*Assignment*
Scan the material below for every line with the string "Chromium", and copy those lines.

*Dataset excerpts*
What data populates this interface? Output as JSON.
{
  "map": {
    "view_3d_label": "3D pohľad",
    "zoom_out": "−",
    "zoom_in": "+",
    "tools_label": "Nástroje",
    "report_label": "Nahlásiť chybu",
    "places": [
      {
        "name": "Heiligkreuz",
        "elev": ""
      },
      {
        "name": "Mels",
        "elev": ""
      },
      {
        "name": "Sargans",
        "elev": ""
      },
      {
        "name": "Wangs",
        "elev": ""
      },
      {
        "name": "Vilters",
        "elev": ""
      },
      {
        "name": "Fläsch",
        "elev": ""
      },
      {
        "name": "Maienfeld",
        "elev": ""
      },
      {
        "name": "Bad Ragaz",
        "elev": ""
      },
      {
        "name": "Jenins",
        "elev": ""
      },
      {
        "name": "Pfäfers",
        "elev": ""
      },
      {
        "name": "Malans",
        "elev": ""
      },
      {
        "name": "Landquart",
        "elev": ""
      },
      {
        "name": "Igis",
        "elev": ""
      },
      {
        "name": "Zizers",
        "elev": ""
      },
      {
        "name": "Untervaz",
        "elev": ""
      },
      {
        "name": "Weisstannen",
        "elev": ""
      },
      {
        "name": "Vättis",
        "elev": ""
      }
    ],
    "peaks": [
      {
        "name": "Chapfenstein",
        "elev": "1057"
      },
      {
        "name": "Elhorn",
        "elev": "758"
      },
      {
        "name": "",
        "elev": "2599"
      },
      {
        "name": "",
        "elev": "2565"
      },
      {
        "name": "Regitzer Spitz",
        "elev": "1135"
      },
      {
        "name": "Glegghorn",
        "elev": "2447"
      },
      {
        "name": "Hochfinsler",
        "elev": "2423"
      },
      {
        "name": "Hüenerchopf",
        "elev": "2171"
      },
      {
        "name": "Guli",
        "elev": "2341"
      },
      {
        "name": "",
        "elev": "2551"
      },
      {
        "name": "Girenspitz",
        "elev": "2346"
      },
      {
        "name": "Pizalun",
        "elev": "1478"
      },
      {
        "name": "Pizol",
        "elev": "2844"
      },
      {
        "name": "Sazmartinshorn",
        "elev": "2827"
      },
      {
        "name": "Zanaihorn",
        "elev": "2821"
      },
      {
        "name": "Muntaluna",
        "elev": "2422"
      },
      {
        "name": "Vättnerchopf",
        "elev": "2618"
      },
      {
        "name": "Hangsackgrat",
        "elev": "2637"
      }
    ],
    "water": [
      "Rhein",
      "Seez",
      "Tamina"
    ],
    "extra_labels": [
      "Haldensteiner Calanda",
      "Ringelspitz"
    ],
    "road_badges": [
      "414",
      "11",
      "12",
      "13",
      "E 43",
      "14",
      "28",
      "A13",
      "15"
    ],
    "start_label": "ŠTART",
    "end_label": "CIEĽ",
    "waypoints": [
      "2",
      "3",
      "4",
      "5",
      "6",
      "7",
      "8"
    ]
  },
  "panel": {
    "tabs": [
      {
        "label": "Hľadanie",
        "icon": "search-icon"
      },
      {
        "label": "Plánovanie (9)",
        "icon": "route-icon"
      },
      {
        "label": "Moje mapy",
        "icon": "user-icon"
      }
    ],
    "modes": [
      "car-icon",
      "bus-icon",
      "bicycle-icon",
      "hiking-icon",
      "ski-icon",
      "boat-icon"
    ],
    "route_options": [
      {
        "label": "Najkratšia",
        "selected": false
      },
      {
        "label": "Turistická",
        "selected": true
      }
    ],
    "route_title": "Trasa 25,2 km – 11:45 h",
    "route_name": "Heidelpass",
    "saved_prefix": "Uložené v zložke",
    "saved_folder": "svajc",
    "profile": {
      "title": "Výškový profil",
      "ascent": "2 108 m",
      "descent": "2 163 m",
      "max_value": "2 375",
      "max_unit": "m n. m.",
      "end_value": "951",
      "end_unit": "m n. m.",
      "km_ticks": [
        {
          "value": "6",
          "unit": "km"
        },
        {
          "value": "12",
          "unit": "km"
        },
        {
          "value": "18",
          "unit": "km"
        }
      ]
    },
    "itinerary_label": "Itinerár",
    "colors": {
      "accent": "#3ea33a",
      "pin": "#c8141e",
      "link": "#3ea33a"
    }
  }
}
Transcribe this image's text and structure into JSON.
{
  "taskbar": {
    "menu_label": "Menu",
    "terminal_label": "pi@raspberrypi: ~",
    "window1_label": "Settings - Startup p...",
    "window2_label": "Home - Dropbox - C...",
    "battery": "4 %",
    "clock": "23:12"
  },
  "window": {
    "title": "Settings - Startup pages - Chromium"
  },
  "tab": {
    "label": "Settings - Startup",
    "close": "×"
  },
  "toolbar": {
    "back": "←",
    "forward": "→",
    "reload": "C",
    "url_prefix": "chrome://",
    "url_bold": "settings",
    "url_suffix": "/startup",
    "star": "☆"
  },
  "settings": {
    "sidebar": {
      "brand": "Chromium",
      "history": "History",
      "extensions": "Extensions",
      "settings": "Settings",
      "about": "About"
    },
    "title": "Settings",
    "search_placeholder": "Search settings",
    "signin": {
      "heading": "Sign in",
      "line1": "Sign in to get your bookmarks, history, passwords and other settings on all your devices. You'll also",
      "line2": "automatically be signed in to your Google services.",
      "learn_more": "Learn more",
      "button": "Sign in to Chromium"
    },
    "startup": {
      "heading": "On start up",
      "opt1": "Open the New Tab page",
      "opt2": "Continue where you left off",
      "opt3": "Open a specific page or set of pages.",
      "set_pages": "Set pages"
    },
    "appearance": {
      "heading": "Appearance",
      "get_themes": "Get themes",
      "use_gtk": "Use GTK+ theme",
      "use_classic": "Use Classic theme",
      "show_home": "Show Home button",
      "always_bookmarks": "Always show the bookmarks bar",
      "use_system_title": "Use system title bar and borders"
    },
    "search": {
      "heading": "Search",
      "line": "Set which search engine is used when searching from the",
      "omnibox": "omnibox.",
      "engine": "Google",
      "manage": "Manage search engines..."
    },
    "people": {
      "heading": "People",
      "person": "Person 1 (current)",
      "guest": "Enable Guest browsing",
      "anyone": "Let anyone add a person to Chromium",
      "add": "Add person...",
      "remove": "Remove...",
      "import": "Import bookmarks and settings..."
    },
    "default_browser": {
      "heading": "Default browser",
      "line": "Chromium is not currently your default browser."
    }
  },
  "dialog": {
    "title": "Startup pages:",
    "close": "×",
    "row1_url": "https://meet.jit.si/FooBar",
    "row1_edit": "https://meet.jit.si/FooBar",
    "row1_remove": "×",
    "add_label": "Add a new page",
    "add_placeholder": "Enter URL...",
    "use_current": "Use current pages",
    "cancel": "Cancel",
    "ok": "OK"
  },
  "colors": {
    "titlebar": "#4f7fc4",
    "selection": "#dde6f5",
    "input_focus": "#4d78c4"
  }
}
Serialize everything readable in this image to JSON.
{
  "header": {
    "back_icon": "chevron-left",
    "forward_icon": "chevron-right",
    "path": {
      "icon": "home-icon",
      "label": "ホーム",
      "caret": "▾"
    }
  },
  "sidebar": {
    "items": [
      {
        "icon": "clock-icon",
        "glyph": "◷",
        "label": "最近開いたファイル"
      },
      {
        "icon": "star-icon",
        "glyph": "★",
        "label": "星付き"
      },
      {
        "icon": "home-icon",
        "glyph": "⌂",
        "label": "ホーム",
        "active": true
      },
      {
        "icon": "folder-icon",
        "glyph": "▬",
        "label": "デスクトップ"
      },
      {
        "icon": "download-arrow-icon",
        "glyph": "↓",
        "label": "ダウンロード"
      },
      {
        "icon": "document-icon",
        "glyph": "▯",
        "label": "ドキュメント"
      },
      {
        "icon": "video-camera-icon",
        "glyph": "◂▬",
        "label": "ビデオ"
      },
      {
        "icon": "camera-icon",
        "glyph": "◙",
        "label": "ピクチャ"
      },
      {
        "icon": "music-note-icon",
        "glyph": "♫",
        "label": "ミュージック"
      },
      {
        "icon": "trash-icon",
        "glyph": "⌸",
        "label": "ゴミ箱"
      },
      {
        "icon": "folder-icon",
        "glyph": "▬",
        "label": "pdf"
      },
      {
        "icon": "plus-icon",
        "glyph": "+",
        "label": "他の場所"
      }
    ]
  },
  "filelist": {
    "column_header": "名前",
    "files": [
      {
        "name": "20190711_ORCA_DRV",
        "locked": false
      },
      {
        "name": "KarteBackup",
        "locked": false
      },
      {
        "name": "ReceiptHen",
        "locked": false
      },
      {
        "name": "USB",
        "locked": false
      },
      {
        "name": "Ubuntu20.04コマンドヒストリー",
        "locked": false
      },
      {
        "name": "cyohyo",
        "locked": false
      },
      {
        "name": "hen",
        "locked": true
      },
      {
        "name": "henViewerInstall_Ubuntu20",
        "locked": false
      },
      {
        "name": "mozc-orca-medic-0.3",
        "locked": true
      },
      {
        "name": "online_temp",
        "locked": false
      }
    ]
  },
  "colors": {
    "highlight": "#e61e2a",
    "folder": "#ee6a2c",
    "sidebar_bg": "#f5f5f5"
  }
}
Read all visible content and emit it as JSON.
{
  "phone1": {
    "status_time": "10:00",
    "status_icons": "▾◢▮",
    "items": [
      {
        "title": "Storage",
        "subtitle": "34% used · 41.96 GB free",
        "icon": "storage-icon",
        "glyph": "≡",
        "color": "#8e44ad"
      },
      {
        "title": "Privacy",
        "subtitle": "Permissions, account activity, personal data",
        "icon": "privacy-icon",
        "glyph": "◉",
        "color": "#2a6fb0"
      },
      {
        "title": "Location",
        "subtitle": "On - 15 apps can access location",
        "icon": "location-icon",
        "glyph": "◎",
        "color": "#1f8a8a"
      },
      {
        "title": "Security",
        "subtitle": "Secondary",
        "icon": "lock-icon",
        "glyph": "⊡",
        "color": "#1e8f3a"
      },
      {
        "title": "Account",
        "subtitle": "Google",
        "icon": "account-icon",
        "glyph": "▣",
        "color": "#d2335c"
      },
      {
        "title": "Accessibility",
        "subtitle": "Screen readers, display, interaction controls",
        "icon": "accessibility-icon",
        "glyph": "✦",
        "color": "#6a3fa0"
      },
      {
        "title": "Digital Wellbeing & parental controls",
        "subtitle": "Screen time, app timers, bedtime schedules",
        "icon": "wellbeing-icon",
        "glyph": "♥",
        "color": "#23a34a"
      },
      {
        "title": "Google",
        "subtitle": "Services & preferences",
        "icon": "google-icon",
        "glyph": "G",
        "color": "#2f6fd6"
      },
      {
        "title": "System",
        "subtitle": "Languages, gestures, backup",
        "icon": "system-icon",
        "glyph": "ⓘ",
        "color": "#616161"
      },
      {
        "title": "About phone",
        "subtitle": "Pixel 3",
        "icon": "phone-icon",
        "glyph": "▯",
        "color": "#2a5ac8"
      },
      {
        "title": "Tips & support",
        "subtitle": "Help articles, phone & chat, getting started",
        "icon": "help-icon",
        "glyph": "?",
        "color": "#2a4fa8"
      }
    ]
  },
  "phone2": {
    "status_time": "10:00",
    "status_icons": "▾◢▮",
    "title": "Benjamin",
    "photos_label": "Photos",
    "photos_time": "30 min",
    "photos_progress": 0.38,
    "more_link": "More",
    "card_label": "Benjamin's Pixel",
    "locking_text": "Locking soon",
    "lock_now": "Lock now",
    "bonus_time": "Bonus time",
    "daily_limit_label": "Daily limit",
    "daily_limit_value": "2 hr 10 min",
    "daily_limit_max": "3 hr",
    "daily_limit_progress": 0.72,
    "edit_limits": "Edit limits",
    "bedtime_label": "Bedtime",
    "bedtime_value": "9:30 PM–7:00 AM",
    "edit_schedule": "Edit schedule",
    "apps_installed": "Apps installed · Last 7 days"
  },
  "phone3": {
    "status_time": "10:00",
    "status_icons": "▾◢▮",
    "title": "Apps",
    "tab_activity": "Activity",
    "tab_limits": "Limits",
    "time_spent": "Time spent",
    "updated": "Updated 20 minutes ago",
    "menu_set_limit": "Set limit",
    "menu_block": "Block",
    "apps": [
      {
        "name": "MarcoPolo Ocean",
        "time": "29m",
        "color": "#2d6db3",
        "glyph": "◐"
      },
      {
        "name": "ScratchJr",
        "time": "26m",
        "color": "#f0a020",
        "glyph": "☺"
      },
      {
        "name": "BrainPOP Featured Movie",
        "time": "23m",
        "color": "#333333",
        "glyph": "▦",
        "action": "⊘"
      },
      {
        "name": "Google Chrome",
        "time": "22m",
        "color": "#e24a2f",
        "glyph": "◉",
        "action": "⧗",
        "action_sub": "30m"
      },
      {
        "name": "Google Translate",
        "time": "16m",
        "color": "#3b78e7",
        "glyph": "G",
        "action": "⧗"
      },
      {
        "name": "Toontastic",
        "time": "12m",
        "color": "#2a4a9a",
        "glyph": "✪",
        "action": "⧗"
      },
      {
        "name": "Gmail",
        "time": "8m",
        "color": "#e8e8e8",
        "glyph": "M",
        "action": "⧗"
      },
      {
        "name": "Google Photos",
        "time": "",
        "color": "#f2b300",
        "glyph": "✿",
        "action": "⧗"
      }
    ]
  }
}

*Result for this exercise*
    "title": "Settings - Startup pages - Chromium"
      "brand": "Chromium",
      "button": "Sign in to Chromium"
      "anyone": "Let anyone add a person to Chromium",
      "line": "Chromium is not currently your default browser."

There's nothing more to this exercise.